All this meant that I was in the lab this morning preparing materials for use on Monday. I have already decided that I’ll try and make the most of weekends between now and September, although that doesn’t quite mean pulling a 10/7. Don’t get me wrong, I’ve been no stranger to the lab at weekends, but previously I have tended to use them to facilitate the weeks work, rather than as working days in and of themselves.

Post on my Poster Post

Mar 12th, 2009

This pre-poster post will probably be followed by a post poster post, post poster. I’ll keep you posted.

Well its not a post exactly, but I will shortly be presenting a poster at the Rubicon Conference in Lisbon. While this is my third European conference, it is the first at which I’ve had a chance to present. At previous conferences I have been somewhat hampered by a lack of data, but fortunately lots has come together in the last six to eight months.

Unfortunately academic posters are somewhat removed from the coloured pens and large lettering of the posters of primary and secondary school. However I’m still actually looking forward to having the chance to discuss my work with people who I don’t already see on a day to day basis. As a result I’ve been bringing together the relevant material and deciding what to present, and what to leave. My limited data means that this isn’t too troublesome, however it still isn’t possible to throw everything I have on there. Instead I need to decide exactly what story I want to tell, and what data is needed to tell it.

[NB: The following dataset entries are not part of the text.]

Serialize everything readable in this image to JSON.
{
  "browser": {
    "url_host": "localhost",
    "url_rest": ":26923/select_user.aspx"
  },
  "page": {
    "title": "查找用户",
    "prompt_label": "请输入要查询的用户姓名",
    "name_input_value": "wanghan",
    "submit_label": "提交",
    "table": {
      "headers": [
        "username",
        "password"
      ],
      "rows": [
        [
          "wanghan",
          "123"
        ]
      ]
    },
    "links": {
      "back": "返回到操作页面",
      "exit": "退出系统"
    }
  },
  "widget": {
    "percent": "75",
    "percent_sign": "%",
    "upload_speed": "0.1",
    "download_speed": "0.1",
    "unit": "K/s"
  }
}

Unfortunately as it stands my story is still more interesting than the data I actually have available. As it stand, and data are all still suggestive, and although my hypothesis are logical, and based firmly in evidence, they haven’t yet borne fruit. Which is a shame, as there’s a good chance I have a very exciting orange tree, albeit one which could still easily yield lemons. (See what I did there! And you thought I was going to torture that analogy.)

There is also the issue of timing, which is going to make me sound like a right liar to anyone keeping count. Much of my poster is cribbed directly from a presentation I gave a month ago, and since then I have been making all the strains and materials necessary for the next steps. In the last few weeks I haven’t actually got any new data, but I have been reasonably productive. This however does mean that there are several important experiments that I have queued up to run in the immediate future. Thus the number of results I can legitimately claim to have ready in the ‘next few weeks’ is frankly a touch silly1. There is also the serious possibility that I will get at least one of those results between printing the poster and attending the conference.

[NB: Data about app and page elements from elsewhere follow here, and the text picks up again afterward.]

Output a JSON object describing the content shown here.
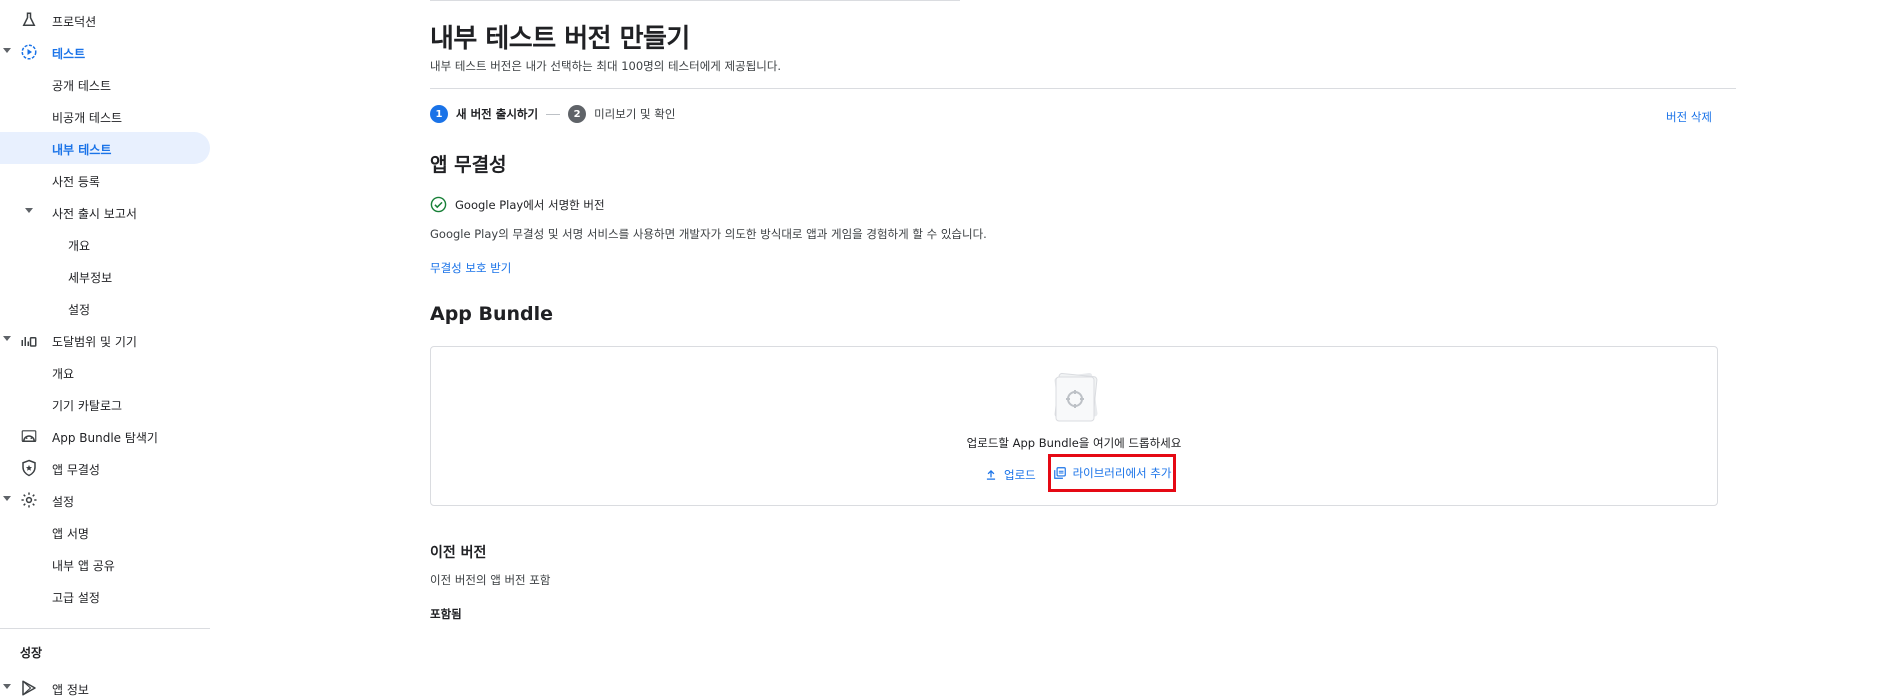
{
  "sidebar": {
    "items": [
      {
        "label": "프로덕션",
        "icon": "flask-icon"
      },
      {
        "label": "테스트",
        "icon": "play-circle-icon"
      },
      {
        "label": "공개 테스트"
      },
      {
        "label": "비공개 테스트"
      },
      {
        "label": "내부 테스트"
      },
      {
        "label": "사전 등록"
      },
      {
        "label": "사전 출시 보고서"
      },
      {
        "label": "개요"
      },
      {
        "label": "세부정보"
      },
      {
        "label": "설정"
      },
      {
        "label": "도달범위 및 기기",
        "icon": "bar-chart-device-icon"
      },
      {
        "label": "개요"
      },
      {
        "label": "기기 카탈로그"
      },
      {
        "label": "App Bundle 탐색기",
        "icon": "android-bundle-icon"
      },
      {
        "label": "앱 무결성",
        "icon": "shield-star-icon"
      },
      {
        "label": "설정",
        "icon": "gear-icon"
      },
      {
        "label": "앱 서명"
      },
      {
        "label": "내부 앱 공유"
      },
      {
        "label": "고급 설정"
      },
      {
        "label": "앱 정보",
        "icon": "play-store-icon"
      }
    ],
    "section_heading": "성장"
  },
  "main": {
    "title": "내부 테스트 버전 만들기",
    "subtitle": "내부 테스트 버전은 내가 선택하는 최대 100명의 테스터에게 제공됩니다.",
    "steps": [
      {
        "number": "1",
        "label": "새 버전 출시하기"
      },
      {
        "number": "2",
        "label": "미리보기 및 확인"
      }
    ],
    "delete_link": "버전 삭제",
    "integrity": {
      "title": "앱 무결성",
      "status": "Google Play에서 서명한 버전",
      "description": "Google Play의 무결성 및 서명 서비스를 사용하면 개발자가 의도한 방식대로 앱과 게임을 경험하게 할 수 있습니다.",
      "link": "무결성 보호 받기"
    },
    "bundle": {
      "title": "App Bundle",
      "drop_text": "업로드할 App Bundle을 여기에 드롭하세요",
      "upload_button": "업로드",
      "library_button": "라이브러리에서 추가"
    },
    "previous": {
      "title": "이전 버전",
      "description": "이전 버전의 앱 버전 포함",
      "status": "포함됨"
    }
  },
  "colors": {
    "accent": "#1a73e8",
    "active_bg": "#e8f0fe",
    "highlight": "#e50914",
    "success": "#188038"
  }
}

Sorry, that was a particularly rambling self interested entry. More of the pretentious pseudo intellectual claptrap, ill informed opinions, or embarrassing streams to derivative dreck classified as creative to follow soon. Not to mention plenty of self deprecating attention whoring.

  1. Having said that, results in science always seem perpetually three weeks away. Just like all those inventions which are always five or ten years in the future. []